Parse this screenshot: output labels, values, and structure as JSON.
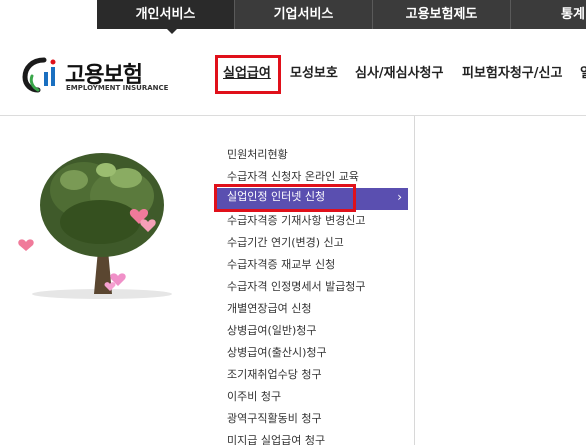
{
  "topnav": {
    "items": [
      {
        "label": "개인서비스"
      },
      {
        "label": "기업서비스"
      },
      {
        "label": "고용보험제도"
      },
      {
        "label": "통계"
      }
    ]
  },
  "logo": {
    "kor": "고용보험",
    "eng": "EMPLOYMENT INSURANCE"
  },
  "mainnav": {
    "items": [
      {
        "label": "실업급여"
      },
      {
        "label": "모성보호"
      },
      {
        "label": "심사/재심사청구"
      },
      {
        "label": "피보험자청구/신고"
      },
      {
        "label": "일"
      }
    ]
  },
  "submenu": {
    "items": [
      {
        "label": "민원처리현황"
      },
      {
        "label": "수급자격 신청자 온라인 교육"
      },
      {
        "label": "실업인정 인터넷 신청"
      },
      {
        "label": "수급자격증 기재사항 변경신고"
      },
      {
        "label": "수급기간 연기(변경) 신고"
      },
      {
        "label": "수급자격증 재교부 신청"
      },
      {
        "label": "수급자격 인정명세서 발급청구"
      },
      {
        "label": "개별연장급여 신청"
      },
      {
        "label": "상병급여(일반)청구"
      },
      {
        "label": "상병급여(출산시)청구"
      },
      {
        "label": "조기재취업수당 청구"
      },
      {
        "label": "이주비 청구"
      },
      {
        "label": "광역구직활동비 청구"
      },
      {
        "label": "미지급 실업급여 청구"
      }
    ],
    "selected_chevron": "›"
  },
  "colors": {
    "topbar": "#3b3b3b",
    "highlight_red": "#e0101a",
    "selected_bg": "#5a4fb0"
  }
}
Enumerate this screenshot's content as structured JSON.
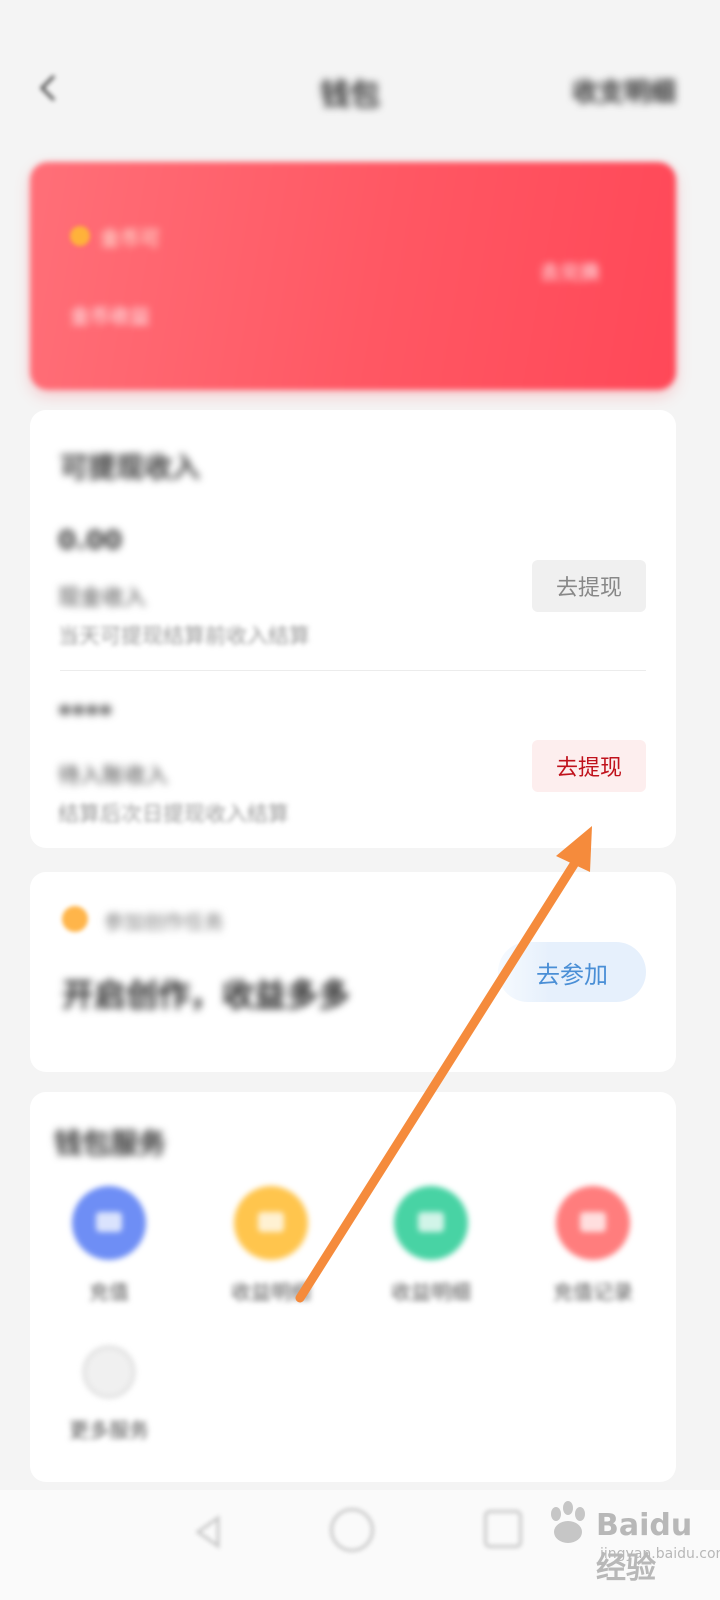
{
  "header": {
    "title": "钱包",
    "right_link": "收支明细"
  },
  "banner": {
    "tag": "金币可",
    "label": "金币收益",
    "right_text": "去兑换"
  },
  "income": {
    "section_title": "可提现收入",
    "row1": {
      "amount": "0.00",
      "subtitle": "现金收入",
      "note": "当天可提现结算前收入结算",
      "button": "去提现"
    },
    "row2": {
      "amount": "****",
      "subtitle": "待入账收入",
      "note": "结算后次日提现收入结算",
      "button": "去提现"
    }
  },
  "promo": {
    "tag": "参加创作任务",
    "headline": "开启创作，收益多多",
    "button": "去参加"
  },
  "services": {
    "section_title": "钱包服务",
    "items": [
      {
        "label": "充值",
        "icon": "wallet-icon",
        "color": "#6e8ef5"
      },
      {
        "label": "收益明细",
        "icon": "coin-icon",
        "color": "#ffc54d"
      },
      {
        "label": "收益明细",
        "icon": "chart-icon",
        "color": "#48d3a4"
      },
      {
        "label": "充值记录",
        "icon": "record-icon",
        "color": "#ff7d7d"
      },
      {
        "label": "更多服务",
        "icon": "more-icon",
        "color": "#d0d0d0"
      }
    ]
  },
  "watermark": {
    "brand": "Baidu经验",
    "url": "jingyan.baidu.com"
  },
  "colors": {
    "banner_red": "#ff5763",
    "withdraw_active": "#c0121c",
    "join_blue": "#4a8fd6",
    "annotation_arrow": "#f58b3c"
  }
}
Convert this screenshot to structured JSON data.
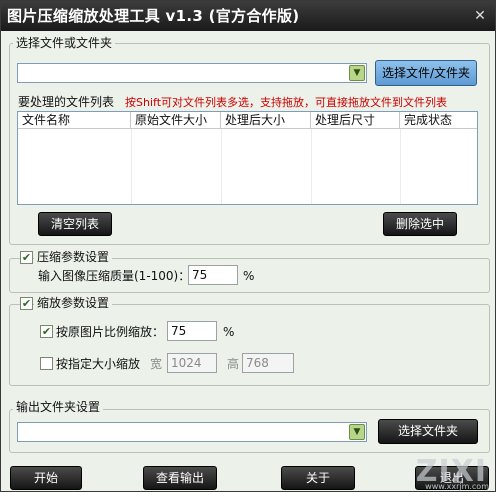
{
  "window": {
    "title": "图片压缩缩放处理工具 v1.3 (官方合作版)"
  },
  "file_section": {
    "label": "选择文件或文件夹",
    "combo_value": "",
    "select_button": "选择文件/文件夹",
    "list_label": "要处理的文件列表",
    "hint": "按Shift可对文件列表多选，支持拖放，可直接拖放文件到文件列表",
    "columns": [
      "文件名称",
      "原始文件大小",
      "处理后大小",
      "处理后尺寸",
      "完成状态"
    ],
    "clear_button": "清空列表",
    "delete_button": "删除选中"
  },
  "compress_section": {
    "label": "压缩参数设置",
    "checked": true,
    "quality_label": "输入图像压缩质量(1-100)：",
    "quality_value": "75",
    "unit": "%"
  },
  "scale_section": {
    "label": "缩放参数设置",
    "checked": true,
    "ratio_label": "按原图片比例缩放：",
    "ratio_checked": true,
    "ratio_value": "75",
    "unit": "%",
    "size_label": "按指定大小缩放",
    "size_checked": false,
    "width_label": "宽",
    "width_value": "1024",
    "height_label": "高",
    "height_value": "768"
  },
  "output_section": {
    "label": "输出文件夹设置",
    "combo_value": "",
    "select_button": "选择文件夹"
  },
  "bottom_buttons": {
    "start": "开始",
    "view_output": "查看输出",
    "about": "关于",
    "exit": "退出"
  },
  "watermark": "ZIXI",
  "watermark_sub": "www.xxrjm.com"
}
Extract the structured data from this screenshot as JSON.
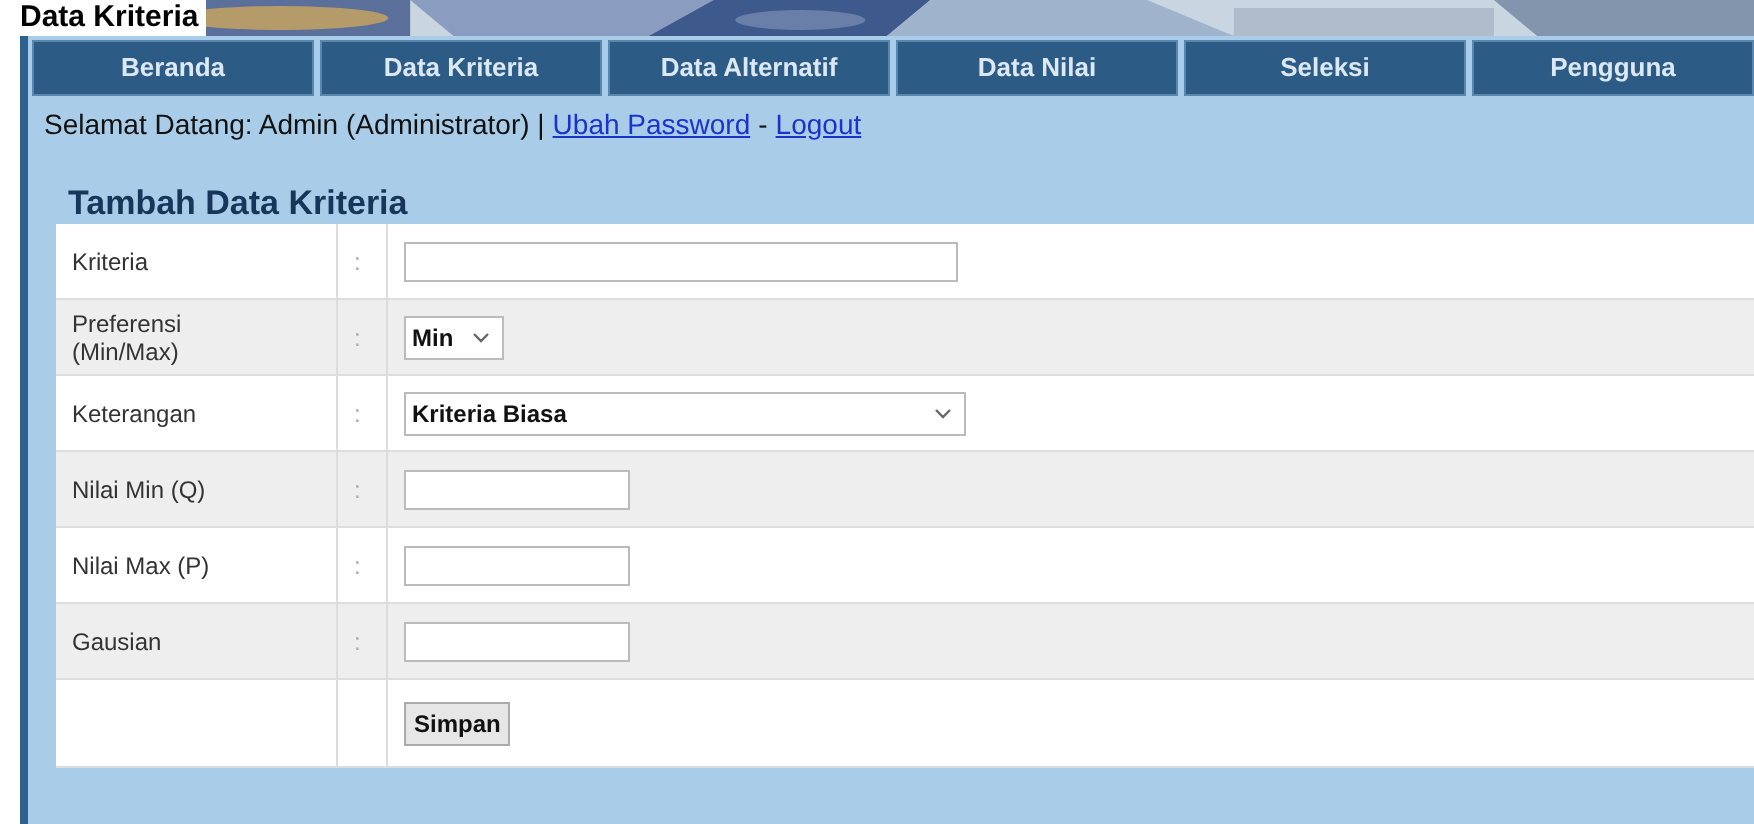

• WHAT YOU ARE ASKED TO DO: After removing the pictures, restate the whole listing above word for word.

• SOLUTION TO THIS EXERCISE:
Parse this screenshot: output labels, values, and structure as JSON.
{
  "topnav": {
    "items": [
      {
        "label": "개인서비스"
      },
      {
        "label": "기업서비스"
      },
      {
        "label": "고용보험제도"
      },
      {
        "label": "통계"
      }
    ]
  },
  "logo": {
    "kor": "고용보험",
    "eng": "EMPLOYMENT INSURANCE"
  },
  "mainnav": {
    "items": [
      {
        "label": "실업급여"
      },
      {
        "label": "모성보호"
      },
      {
        "label": "심사/재심사청구"
      },
      {
        "label": "피보험자청구/신고"
      },
      {
        "label": "일"
      }
    ]
  },
  "submenu": {
    "items": [
      {
        "label": "민원처리현황"
      },
      {
        "label": "수급자격 신청자 온라인 교육"
      },
      {
        "label": "실업인정 인터넷 신청"
      },
      {
        "label": "수급자격증 기재사항 변경신고"
      },
      {
        "label": "수급기간 연기(변경) 신고"
      },
      {
        "label": "수급자격증 재교부 신청"
      },
      {
        "label": "수급자격 인정명세서 발급청구"
      },
      {
        "label": "개별연장급여 신청"
      },
      {
        "label": "상병급여(일반)청구"
      },
      {
        "label": "상병급여(출산시)청구"
      },
      {
        "label": "조기재취업수당 청구"
      },
      {
        "label": "이주비 청구"
      },
      {
        "label": "광역구직활동비 청구"
      },
      {
        "label": "미지급 실업급여 청구"
      }
    ],
    "selected_chevron": "›"
  },
  "colors": {
    "topbar": "#3b3b3b",
    "highlight_red": "#e0101a",
    "selected_bg": "#5a4fb0"
  }
}
Enumerate this screenshot's content as structured JSON.
{
  "header": {
    "title": "钱包",
    "right_link": "收支明细"
  },
  "banner": {
    "tag": "金币可",
    "label": "金币收益",
    "right_text": "去兑换"
  },
  "income": {
    "section_title": "可提现收入",
    "row1": {
      "amount": "0.00",
      "subtitle": "现金收入",
      "note": "当天可提现结算前收入结算",
      "button": "去提现"
    },
    "row2": {
      "amount": "****",
      "subtitle": "待入账收入",
      "note": "结算后次日提现收入结算",
      "button": "去提现"
    }
  },
  "promo": {
    "tag": "参加创作任务",
    "headline": "开启创作，收益多多",
    "button": "去参加"
  },
  "services": {
    "section_title": "钱包服务",
    "items": [
      {
        "label": "充值",
        "icon": "wallet-icon",
        "color": "#6e8ef5"
      },
      {
        "label": "收益明细",
        "icon": "coin-icon",
        "color": "#ffc54d"
      },
      {
        "label": "收益明细",
        "icon": "chart-icon",
        "color": "#48d3a4"
      },
      {
        "label": "充值记录",
        "icon": "record-icon",
        "color": "#ff7d7d"
      },
      {
        "label": "更多服务",
        "icon": "more-icon",
        "color": "#d0d0d0"
      }
    ]
  },
  "watermark": {
    "brand": "Baidu经验",
    "url": "jingyan.baidu.com"
  },
  "colors": {
    "banner_red": "#ff5763",
    "withdraw_active": "#c0121c",
    "join_blue": "#4a8fd6",
    "annotation_arrow": "#f58b3c"
  }
}
Convert this screenshot to structured JSON data.
{
  "window": {
    "title": "图片压缩缩放处理工具 v1.3 (官方合作版)"
  },
  "file_section": {
    "label": "选择文件或文件夹",
    "combo_value": "",
    "select_button": "选择文件/文件夹",
    "list_label": "要处理的文件列表",
    "hint": "按Shift可对文件列表多选，支持拖放，可直接拖放文件到文件列表",
    "columns": [
      "文件名称",
      "原始文件大小",
      "处理后大小",
      "处理后尺寸",
      "完成状态"
    ],
    "clear_button": "清空列表",
    "delete_button": "删除选中"
  },
  "compress_section": {
    "label": "压缩参数设置",
    "checked": true,
    "quality_label": "输入图像压缩质量(1-100)：",
    "quality_value": "75",
    "unit": "%"
  },
  "scale_section": {
    "label": "缩放参数设置",
    "checked": true,
    "ratio_label": "按原图片比例缩放：",
    "ratio_checked": true,
    "ratio_value": "75",
    "unit": "%",
    "size_label": "按指定大小缩放",
    "size_checked": false,
    "width_label": "宽",
    "width_value": "1024",
    "height_label": "高",
    "height_value": "768"
  },
  "output_section": {
    "label": "输出文件夹设置",
    "combo_value": "",
    "select_button": "选择文件夹"
  },
  "bottom_buttons": {
    "start": "开始",
    "view_output": "查看输出",
    "about": "关于",
    "exit": "退出"
  },
  "watermark": "ZIXI",
  "watermark_sub": "www.xxrjm.com"
}
Extract the structured data from this screenshot as JSON.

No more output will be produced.